It is well established in this jurisdiction that operators of vehicles upon the streets and highways may assume that others using such streets and highways will observe the law and are not guilty of negligence as a matter of law, in acting upon that assumption until they have knowledge to the contrary. (Bishop v. Huffman, 175 Kan. 270, 272, 262 P.2d 948, and cases therein cited.) It cannot be said that decedent was guilty of contributory negligence in failing to anticipate that, at this traffic controlled intersection, defendant in an intoxicated condition would be operating his automobile at *29 the rate of fifty to sixty miles per hour, without slackening its speed or giving timely warning of his approach, and in utter disregard of others using the streets at the time and place in question.
The trial court properly instructed on proximate cause. In Instruction No. 14, the court told the jury that before the defendant could be convicted, the state must prove to its satisfaction beyond a reasonable doubt that the death of Boos was the proximate result of the injury received by reason of the alleged negligence of the defendant, and that an injury to be the proximate result of an act is one which follows an act or omission which immediately causes or fails to prevent the injury; an act or omission occurring or concurring with another which, had it not happened, the injury would not have resulted.

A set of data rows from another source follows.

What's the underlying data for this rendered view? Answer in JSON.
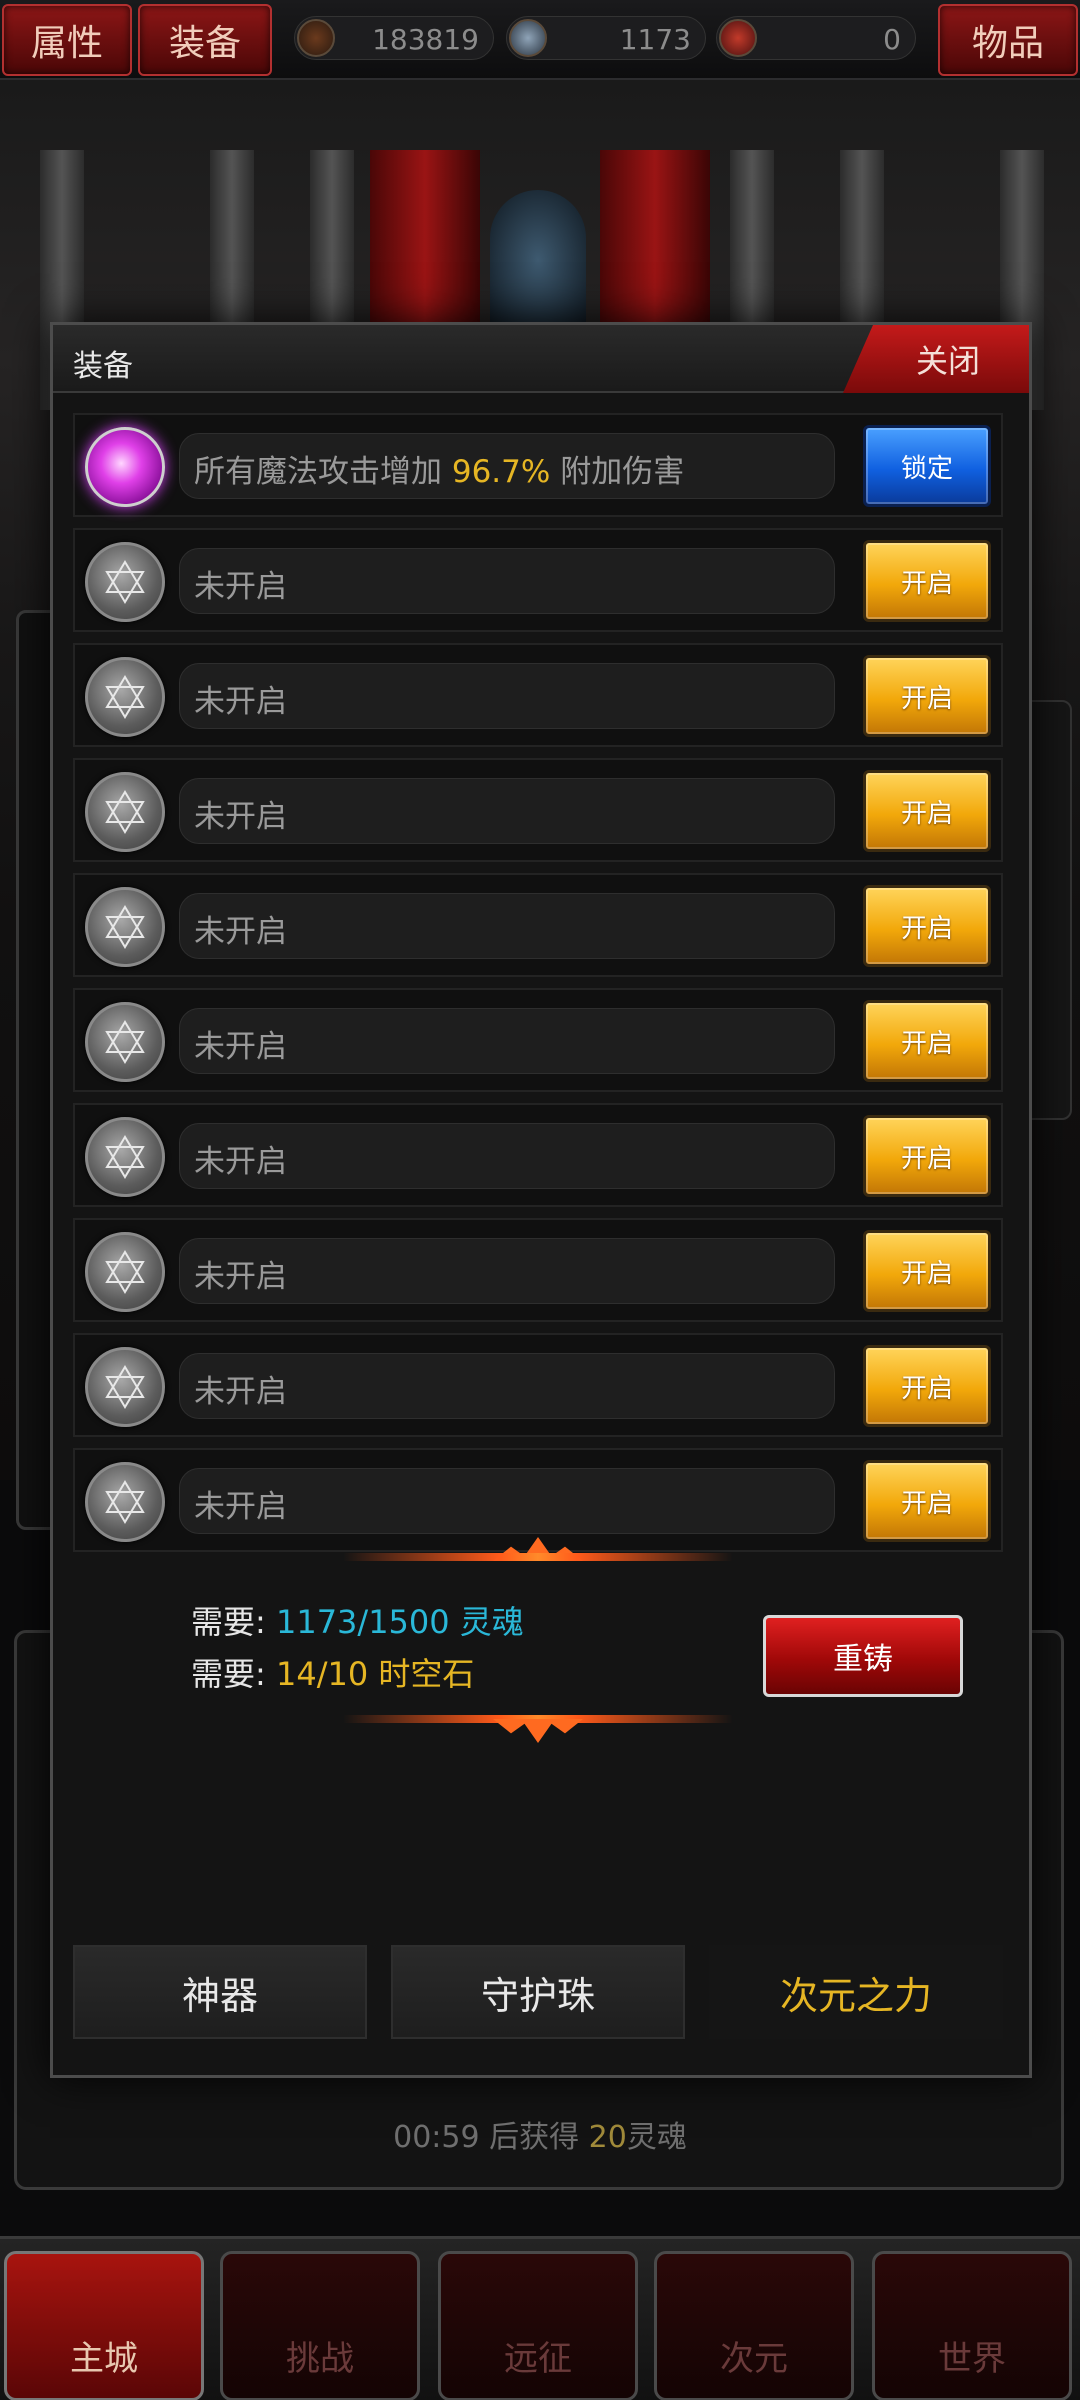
{
  "topbar": {
    "attributes_label": "属性",
    "equipment_label": "装备",
    "items_label": "物品",
    "gold": "183819",
    "souls": "1173",
    "space_time_stones": "0"
  },
  "modal": {
    "title": "装备",
    "close_label": "关闭",
    "slots": [
      {
        "prefix": "所有魔法攻击增加 ",
        "value": "96.7%",
        "suffix": " 附加伤害",
        "button": "锁定",
        "state": "unlocked"
      },
      {
        "text": "未开启",
        "button": "开启",
        "state": "locked"
      },
      {
        "text": "未开启",
        "button": "开启",
        "state": "locked"
      },
      {
        "text": "未开启",
        "button": "开启",
        "state": "locked"
      },
      {
        "text": "未开启",
        "button": "开启",
        "state": "locked"
      },
      {
        "text": "未开启",
        "button": "开启",
        "state": "locked"
      },
      {
        "text": "未开启",
        "button": "开启",
        "state": "locked"
      },
      {
        "text": "未开启",
        "button": "开启",
        "state": "locked"
      },
      {
        "text": "未开启",
        "button": "开启",
        "state": "locked"
      },
      {
        "text": "未开启",
        "button": "开启",
        "state": "locked"
      }
    ],
    "requirements": {
      "label": "需要: ",
      "soul_value": "1173/1500 灵魂",
      "stone_value": "14/10 时空石"
    },
    "reforge_label": "重铸",
    "tabs": [
      "神器",
      "守护珠",
      "次元之力"
    ],
    "active_tab": 2
  },
  "status": {
    "time": "00:59",
    "text": " 后获得 ",
    "amount": "20",
    "unit": "灵魂"
  },
  "bottom_nav": [
    "主城",
    "挑战",
    "远征",
    "次元",
    "世界"
  ],
  "colors": {
    "accent_gold": "#e6b624",
    "accent_blue": "#2ab8d8",
    "close_red": "#c41a1a"
  }
}
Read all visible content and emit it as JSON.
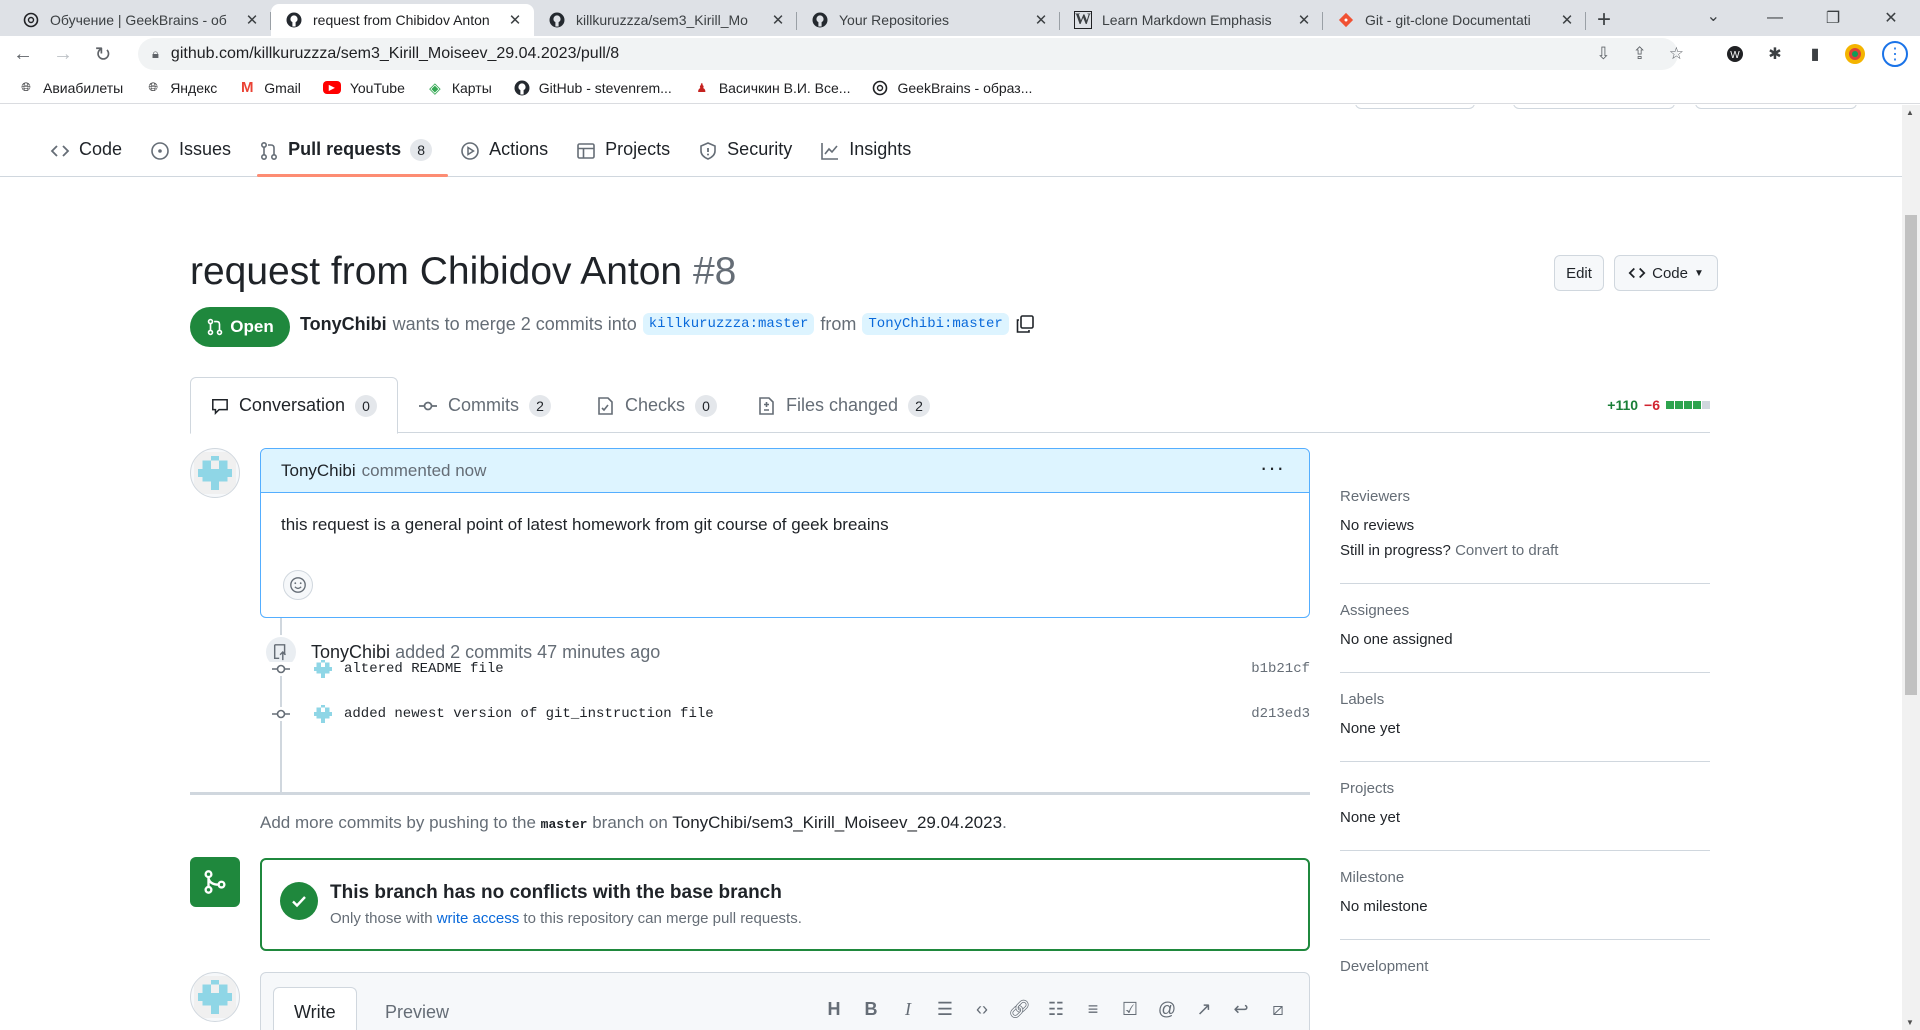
{
  "browser": {
    "tabs": [
      {
        "title": "Обучение | GeekBrains - об",
        "icon": "openai-icon"
      },
      {
        "title": "request from Chibidov Anton",
        "icon": "github-icon",
        "active": true
      },
      {
        "title": "killkuruzzza/sem3_Kirill_Mo",
        "icon": "github-icon"
      },
      {
        "title": "Your Repositories",
        "icon": "github-icon"
      },
      {
        "title": "Learn Markdown Emphasis",
        "icon": "w-icon"
      },
      {
        "title": "Git - git-clone Documentati",
        "icon": "git-icon"
      }
    ],
    "url": "github.com/killkuruzzza/sem3_Kirill_Moiseev_29.04.2023/pull/8",
    "bookmarks": [
      {
        "label": "Авиабилеты",
        "icon": "globe-icon"
      },
      {
        "label": "Яндекс",
        "icon": "globe-icon"
      },
      {
        "label": "Gmail",
        "icon": "gmail-icon"
      },
      {
        "label": "YouTube",
        "icon": "youtube-icon"
      },
      {
        "label": "Карты",
        "icon": "maps-icon"
      },
      {
        "label": "GitHub - stevenrem...",
        "icon": "github-icon"
      },
      {
        "label": "Васичкин В.И. Все...",
        "icon": "person-icon"
      },
      {
        "label": "GeekBrains - образ...",
        "icon": "openai-icon"
      }
    ]
  },
  "repo_nav": {
    "code": "Code",
    "issues": "Issues",
    "pulls": "Pull requests",
    "pulls_count": "8",
    "actions": "Actions",
    "projects": "Projects",
    "security": "Security",
    "insights": "Insights"
  },
  "pr": {
    "title": "request from Chibidov Anton",
    "number": "#8",
    "edit_label": "Edit",
    "code_label": "Code",
    "state": "Open",
    "author": "TonyChibi",
    "merge_text": "wants to merge 2 commits into",
    "base_branch": "killkuruzzza:master",
    "from_text": "from",
    "head_branch": "TonyChibi:master"
  },
  "pr_tabs": {
    "conversation": "Conversation",
    "conversation_count": "0",
    "commits": "Commits",
    "commits_count": "2",
    "checks": "Checks",
    "checks_count": "0",
    "files": "Files changed",
    "files_count": "2",
    "additions": "+110",
    "deletions": "−6",
    "diff_blocks_green": 4,
    "diff_blocks_total": 5
  },
  "comment": {
    "author": "TonyChibi",
    "action": "commented now",
    "body": "this request is a general point of latest homework from git course of geek breains"
  },
  "push_event": {
    "author": "TonyChibi",
    "text": "added 2 commits 47 minutes ago",
    "commits": [
      {
        "message": "altered README file",
        "sha": "b1b21cf"
      },
      {
        "message": "added newest version of git_instruction file",
        "sha": "d213ed3"
      }
    ]
  },
  "add_more": {
    "prefix": "Add more commits by pushing to the",
    "branch": "master",
    "middle": "branch on",
    "repo": "TonyChibi/sem3_Kirill_Moiseev_29.04.2023",
    "suffix": "."
  },
  "merge": {
    "title": "This branch has no conflicts with the base branch",
    "desc_prefix": "Only those with",
    "desc_link": "write access",
    "desc_suffix": "to this repository can merge pull requests."
  },
  "composer": {
    "write": "Write",
    "preview": "Preview"
  },
  "sidebar": {
    "reviewers": "Reviewers",
    "reviewers_value": "No reviews",
    "in_progress": "Still in progress?",
    "convert_draft": "Convert to draft",
    "assignees": "Assignees",
    "assignees_value": "No one assigned",
    "labels": "Labels",
    "labels_value": "None yet",
    "projects": "Projects",
    "projects_value": "None yet",
    "milestone": "Milestone",
    "milestone_value": "No milestone",
    "development": "Development"
  },
  "colors": {
    "open_green": "#1f883d",
    "accent_blue": "#0969da",
    "tab_underline": "#fd8c73"
  }
}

Defendant's final contention is that the court erred in giving Instruction No. 16 which reads:"You are instructed that the natural and probable consequences of every act deliberately done by a person of sound mind, are presumed to have been intended by the author of such act; but this presumption is subject to being disproved by the testimony in the case, and you must determine from all the facts and circumstances proved whether any such intent existed at the time."
It is noted that defendant made no objection to this instruction when given, nor did he request a more detailed instruction. Moreover, the giving of the instruction was not assigned as error or argued to the trial court on the motion for new trial, and defendant cannot complain at this late hour. (State v. Anderson, 172 Kan. 402, 407, 241 P.2d 742.) Nevertheless, in effect, the presumption set out in the first portion is made rebuttable by the last part of the instruction. This instruction, in substance, was approved in State v. Sweetin, 134 Kan. 663, 8 P.2d 397; State v. Hathaway, 143 Kan. 605, 609, 56 P.2d 89; State v. Wilfong, 114 Kan. 689, 220 Pac. 250; State v. Dull, 67 Kan. 793, 74 Pac. 235; State v. Sorter, 52 Kan. 531, 34 Pac. 1036.
In view of what has been said, the trial court did not err (1) in the instructions which it gave to the jury and, (2) in refusing to instruct with respect to contributory negligence and intervening cause.
The judgment is, therefore, affirmed.